During that time, my family was a part of a community of faith that seemed to be a refuge from the battles…a spiritual DMZ so to speak. No doubt, our congregation was labeled by those in the fight, but my pastor, Dr. Larry Taylor, and the good people of that community had remained true. There was something different for me about that place. These people were not sheltered by any means and if pressed for a position on the issues of the day, whether religious or political, you would get an impassioned and well reasoned opinion from anywhere on the continuum of possibilities. But, we were ultimately followers of Jesus in a place called Emmanuel Baptist Church and that community was more important and life giving than any one political/theological position.
When looking back, I recognized that I had experienced this same type of community in a couple of places before. In the Baptist Student Union at LSU led by Frank Horton, and in the college department of First Baptist Church, Baton Rouge, led by Anne and Jack Lord. Rather than soul-sucking battles for “truth”, I found life-giving and transformative spiritual community. It was in these communities of my college days that I felt a call to vocational ministry. And it was Emmanuel Baptist Church that helped salvage that call from the hubris of denominational leaders seeking to tear apart such communities in the name of their particular versions of truth.
By the time I reached Chapter 7 and read Diana Butler Bass’ description of The Great Reversal, I recognized she was describing those communities from my past. These were not utopian by any stretch. But when taken as a whole, my experiences in those places were lived examples of belonging, behaving, believing (in that order). Butler Bass’ connecting this vision of community with spiritual awakening was exactly the appropriate link to make and her practical actions of “prepare, practice, play & participate” placed the lofty aspirations of such an awakening on the solid ground of experience and tangible action.
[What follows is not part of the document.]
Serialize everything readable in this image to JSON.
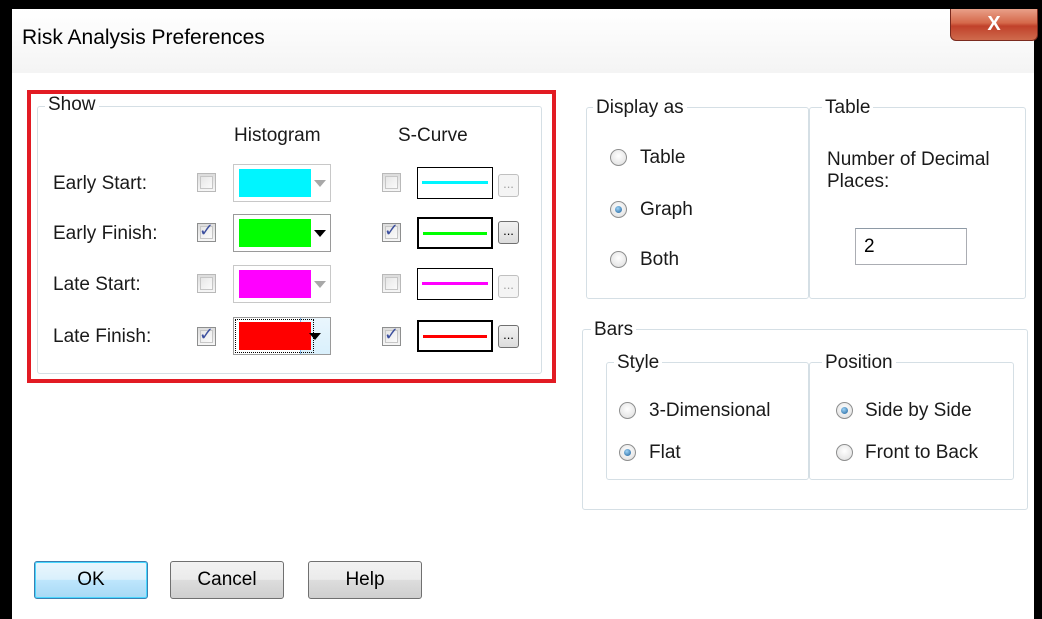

Christianity After Religion has become a foundational book for me. I’ll read it again and, with difficulty, will attempt to find more space for notes and thoughts in it’s margins. I recommend it very highly. And I recommend you take your time. It’s not a “page-turner” and I mean that in the absolute best sense of that term.